[WHAT YOU NEED TO DO] For every line that contains the string "导致电缸不走", pull that line out of the material below.

::::::::

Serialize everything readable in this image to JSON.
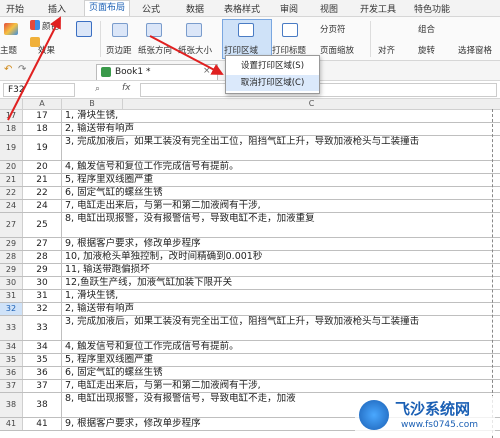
{
  "menubar": {
    "items": [
      "开始",
      "插入",
      "页面布局",
      "公式",
      "数据",
      "表格样式",
      "审阅",
      "视图",
      "开发工具",
      "特色功能"
    ],
    "active_index": 2
  },
  "ribbon": {
    "theme_label": "主题",
    "colors_label": "颜色",
    "effects_label": "效果",
    "margins_label": "页边距",
    "orientation_label": "纸张方向",
    "size_label": "纸张大小",
    "print_area_label": "打印区域",
    "print_titles_label": "打印标题",
    "page_break_label": "分页符",
    "page_zoom_label": "页面缩放",
    "align_label": "对齐",
    "group_label": "组合",
    "rotate_label": "旋转",
    "selection_pane_label": "选择窗格"
  },
  "toolbar": {
    "doc_tab_label": "Book1 *"
  },
  "formula_bar": {
    "cell_ref": "F32",
    "fx_label": "fx"
  },
  "dropdown": {
    "set_print_area": "设置打印区域(S)",
    "cancel_print_area": "取消打印区域(C)"
  },
  "grid": {
    "columns": [
      "A",
      "B",
      "C"
    ],
    "rows": [
      {
        "n": "17",
        "a": "17",
        "b": "1, 滑块生锈,"
      },
      {
        "n": "18",
        "a": "18",
        "b": "2, 输送带有响声"
      },
      {
        "n": "19",
        "a": "19",
        "b": "3, 完成加液后，如果工装没有完全出工位，阻挡气缸上升，导致加液枪头与工装撞击",
        "tall": true
      },
      {
        "n": "20",
        "a": "20",
        "b": "4, 触发信号和复位工作完成信号有提前。"
      },
      {
        "n": "21",
        "a": "21",
        "b": "5, 程序里双线圈严重"
      },
      {
        "n": "22",
        "a": "22",
        "b": "6, 固定气缸的螺丝生锈"
      },
      {
        "n": "24",
        "a": "24",
        "b": "7, 电缸走出来后，与第一和第二加液阀有干涉,"
      },
      {
        "n": "27",
        "a": "25",
        "b": "8, 电缸出现报警，没有报警信号，导致电缸不走，加液重复",
        "tall": true
      },
      {
        "n": "29",
        "a": "27",
        "b": "9, 根据客户要求，修改单步程序"
      },
      {
        "n": "28",
        "a": "28",
        "b": "10, 加液枪头单独控制，改时间精确到0.001秒"
      },
      {
        "n": "29",
        "a": "29",
        "b": "11, 输送带跑偏损坏"
      },
      {
        "n": "30",
        "a": "30",
        "b": "12,鱼跃生产线，加液气缸加装下限开关"
      },
      {
        "n": "31",
        "a": "31",
        "b": "1, 滑块生锈,"
      },
      {
        "n": "32",
        "a": "32",
        "b": "2, 输送带有响声",
        "sel": true
      },
      {
        "n": "33",
        "a": "33",
        "b": "3, 完成加液后，如果工装没有完全出工位，阻挡气缸上升，导致加液枪头与工装撞击",
        "tall": true
      },
      {
        "n": "34",
        "a": "34",
        "b": "4, 触发信号和复位工作完成信号有提前。"
      },
      {
        "n": "35",
        "a": "35",
        "b": "5, 程序里双线圈严重"
      },
      {
        "n": "36",
        "a": "36",
        "b": "6, 固定气缸的螺丝生锈"
      },
      {
        "n": "37",
        "a": "37",
        "b": "7, 电缸走出来后，与第一和第二加液阀有干涉,"
      },
      {
        "n": "38",
        "a": "38",
        "b": "8, 电缸出现报警，没有报警信号，导致电缸不走，加液",
        "tall": true
      },
      {
        "n": "41",
        "a": "41",
        "b": "9, 根据客户要求，修改单步程序"
      }
    ]
  },
  "watermark": {
    "text": "飞沙系统网",
    "url": "www.fs0745.com"
  }
}
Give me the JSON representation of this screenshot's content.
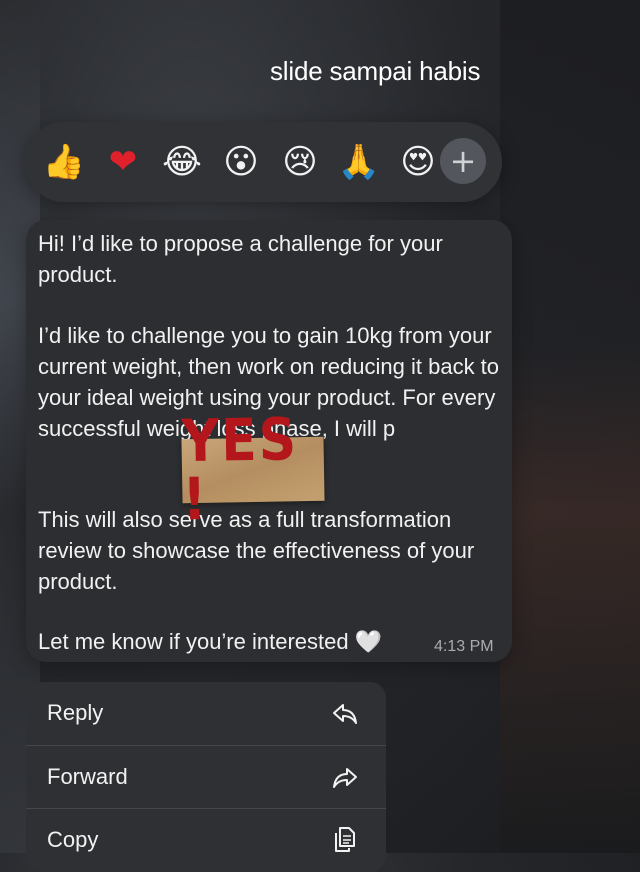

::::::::

[SOLUTION TO THIS EXERCISE]
        "b": "8, 电缸出现报警，没有报警信号，导致电缸不走，加液重复",
        "b": "8, 电缸出现报警，没有报警信号，导致电缸不走，加液",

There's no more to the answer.